by Terry Duffy
The U.S. Army Corps of Engineers, Buffalo District issued an e-mail advisory this week that it continues to seek public input on addressing future options for the Interim Waste Containment Structure at the Niagara Falls Storage Site.
According to Arleen K. Kreusch, Outreach Program specialist for the Corps Buffalo District, the request follows issuance of the Corps' "Development of Interim Waste Containment Structure Remedial Alternatives, Technologies Development and Screening Technical Memorandum" PDF, released this month.
In that document, the Corps outlines a number of options it is now considering for the IWCS. Included is what the Corps calls a "Configuration and Evaluation of Alternatives" - where it will develop alternatives to remediate and control contaminated media in the IWCS Operable Unit in order to provide protection to human health and the environment. Among the range of potential alternatives:
•Complete removal of the IWCS contents, including the K-65 residues, other lower-activity residues, and contaminated soils and debris;
•A range of partial removal alternatives (e.g. remove all residues, remove K-65 residues only) involving disposal off-site;
•A removal option involving the construction of an on-site disposal cell;
•Disposal options including transportation to remote, out-of-state locations;
•A range of alternatives involving containment with little or no treatment;
•Limited Action alternatives (e.g., enhanced IWCS containment and environmental monitoring);

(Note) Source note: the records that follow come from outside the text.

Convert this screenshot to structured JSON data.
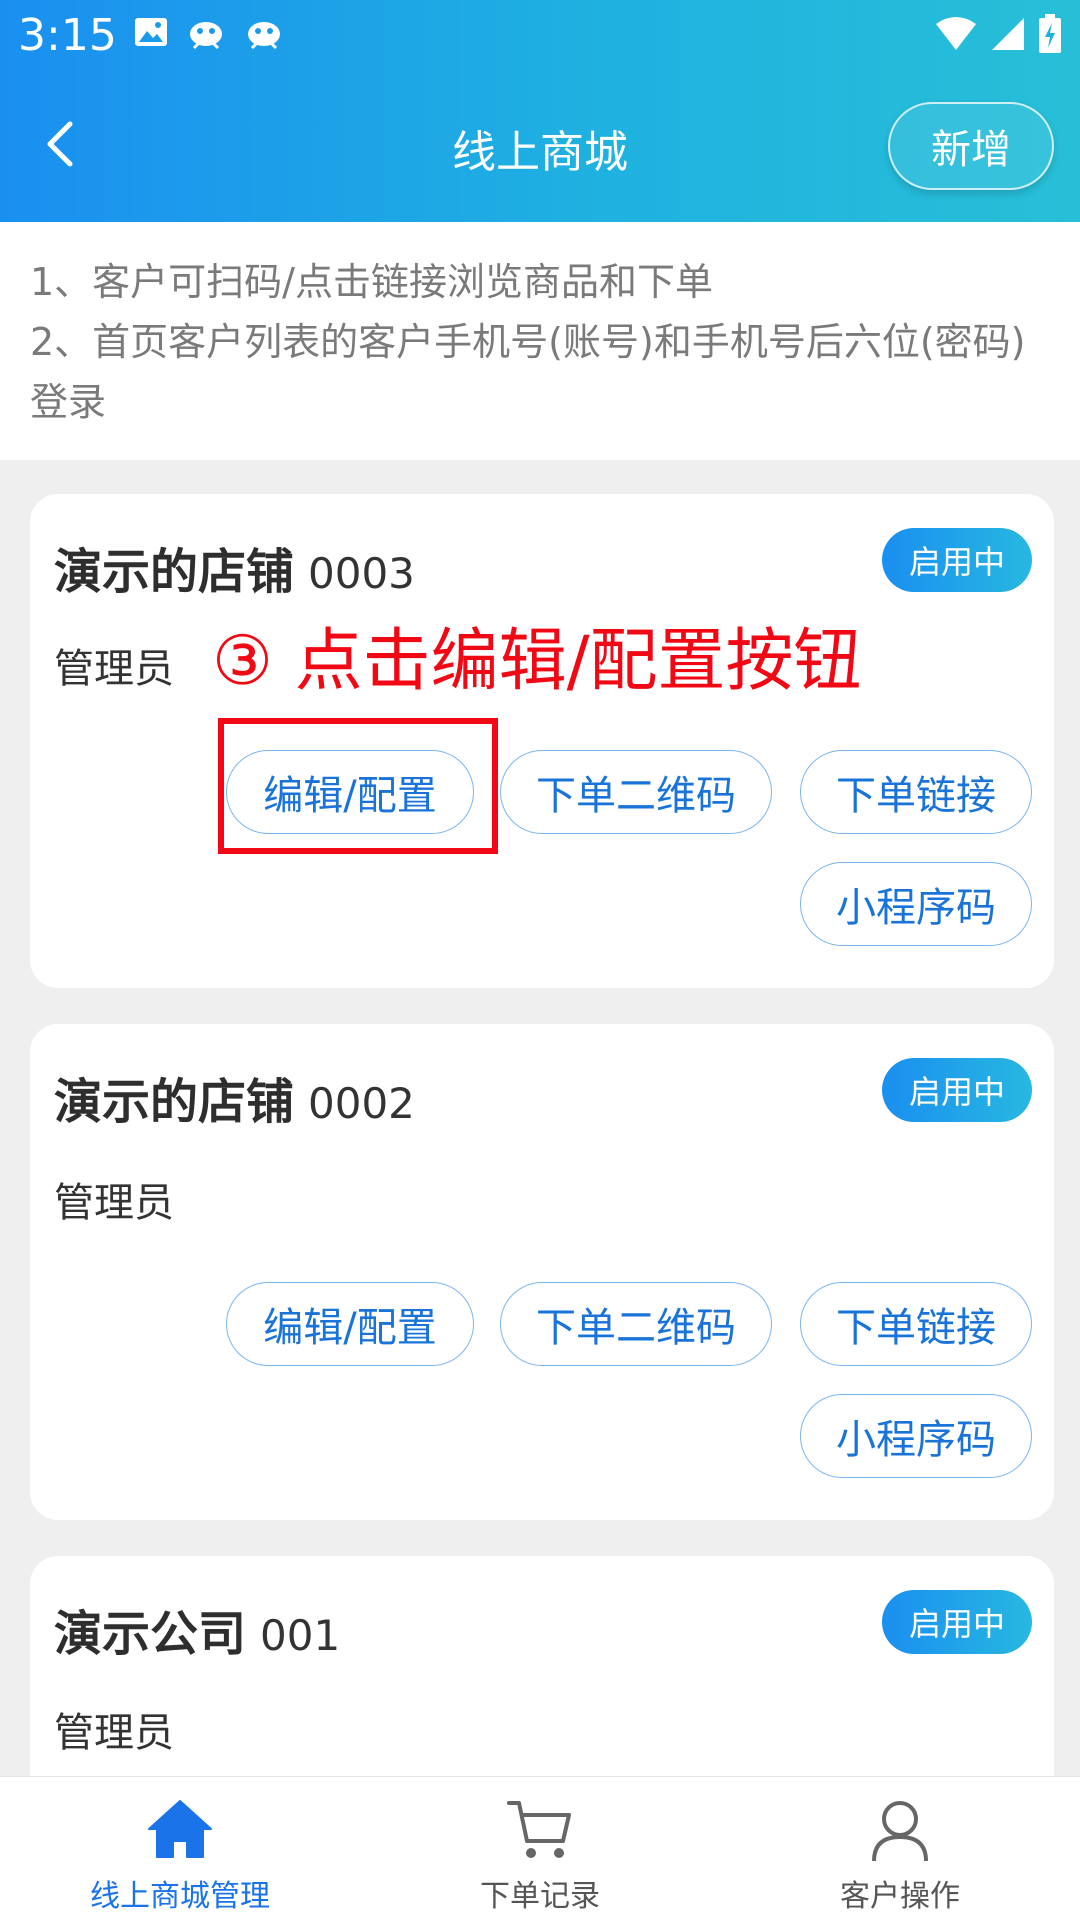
{
  "status_bar": {
    "time": "3:15"
  },
  "nav": {
    "title": "线上商城",
    "add_label": "新增"
  },
  "notice": {
    "line1": "1、客户可扫码/点击链接浏览商品和下单",
    "line2": "2、首页客户列表的客户手机号(账号)和手机号后六位(密码)登录"
  },
  "annotation": {
    "text": "③ 点击编辑/配置按钮"
  },
  "actions": {
    "edit": "编辑/配置",
    "qrcode": "下单二维码",
    "link": "下单链接",
    "miniprogram": "小程序码"
  },
  "shops": [
    {
      "name": "演示的店铺",
      "code": "0003",
      "status": "启用中",
      "role": "管理员"
    },
    {
      "name": "演示的店铺",
      "code": "0002",
      "status": "启用中",
      "role": "管理员"
    },
    {
      "name": "演示公司",
      "code": "001",
      "status": "启用中",
      "role": "管理员"
    }
  ],
  "tabbar": {
    "tabs": [
      {
        "label": "线上商城管理",
        "icon": "home-icon",
        "active": true
      },
      {
        "label": "下单记录",
        "icon": "cart-icon",
        "active": false
      },
      {
        "label": "客户操作",
        "icon": "user-icon",
        "active": false
      }
    ]
  },
  "colors": {
    "primary": "#1a8ff0",
    "accent_red": "#f00914",
    "link_blue": "#1a73d8"
  }
}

•A "No Further Action" alternative (continued current site maintenance and monitoring); and
•A "No Action" alternative (no site maintenance or monitoring).
Kreusch stressed, "The Corps does not consider the 'No Action' alternative to be a viable long-term remedy due to its lack of protectiveness for human health and the environment."
She adds the "No Action" alternative will be evaluated as mandated by 40 CFR 300.430, for comparative purposes to other proposed remedial alternatives. For each IWCS alternative, the Corps will define maintenance and monitoring requirements, remediation time requirements, transportation options, etc. "These alternatives, which incorporate multiple remedial technologies, will then be evaluated with respect to their long-term and short-term effectiveness, their ability to achieve applicable or relevant and appropriate requirements, their ability to reduce the toxicity, mobility or volume of contaminated media, and their cost-effectiveness," said Kreusch.
The Corps 2009 NFSS Environmental Surveillance Technical Memorandum is available for review at:http://www.lrb.usace.army.mil/fusrap/nfss/#EnvSurv.
The document contains the results of the Corps monitoring at NFSS from December 2008 to December 2009. Specifically, it documents the results of the Corps monitoring program at NFSS with respect to quantifying and evaluating radiological, chemical, and water quality data from the environment at NFSS. The 2009 Technical Memorandum indicates that measured parameters were within U.S. Department of Energy guidelines and calculated exposure rates to the general public were well within regulatory limits, said Kreusch.
Also available for review is the Interim Waste Containment Structure (IWCS) Remedial Alternatives Technologies Development and Screening Fact Sheet, accessed at:http://www.lrb.usace.army.mil/fusrap/nfss/index.htm#Documents.
The fact sheet outlines further the purpose and objective of the IWCS Remedial Alternatives Technologies Development and Screening Technical Memorandum for the NFSS Feasibility Study, said Kreusch.
She reports the Corps is requesting input on the documents by Jan. 17, 2011.
Input on the objective of the technical memorandum can be sent via e-mail [email protected]. Include "IWCS Remedial Alternatives Technologies Development Screening" in the subject of the e-mail.
Input can also be sent to: U. S. Army Corps of Engineers, FUSRAP Team, 1776 Niagara St., Buffalo, NY 14207. Or by phone to 800-833-6390.